Do you salt your eggplant? How do you avoid it absorbing too much oil? Read on to find some great ideas for cooking eggplant...
The rich, complex flavour of cooked eggplant (also known as aubergine) is used in cuisines across the globe: in Japan it might be glazed with miso paste before being grilled , the French will use it in a traditional ratatouille, the Italians will cook melanzane alla parmigiana, while the Greeks celebrate it with their traditional moussaka and in Lebanon baba ganoush is the order of the day.

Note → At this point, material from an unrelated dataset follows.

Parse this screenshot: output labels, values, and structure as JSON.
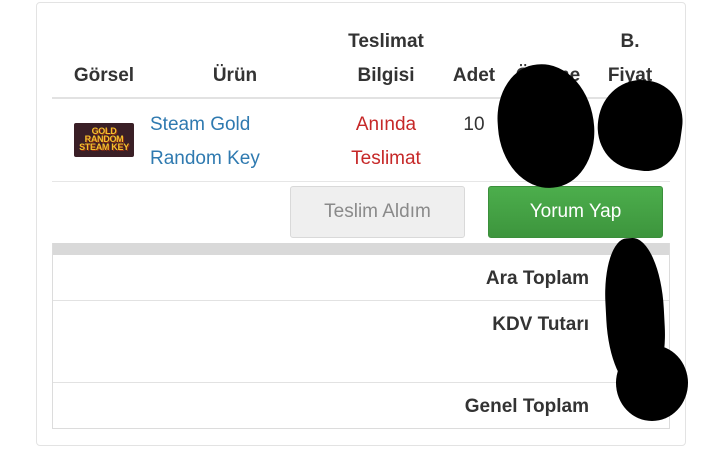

A member of the nightshade family, the eggplant is best known for the large, dark-skinned, egg-shaped fruit, however an eggplant may also be small, round and white (egg-shaped and thus the reason for the name), have purple and white zebra stripes or be green.
There is a lot of talk around salting eggplant before you cook it, an while it can be necessary for the really big fruit (it helps to reduce the bitterness of the seeds), it is not necessary for the younger fruit. That being said, the salting process does also help to limit the amount of oil the eggplant will absorb during cooking.
April is the end of the eggplant season and your last chance to really enjoy them.
Eggplant love – tomato, zucchini, basil, mozzarella, miso paste, capsicum, lamb, bread crumbs, parmesan, Spanish onions, chickpeas, salt, olive oil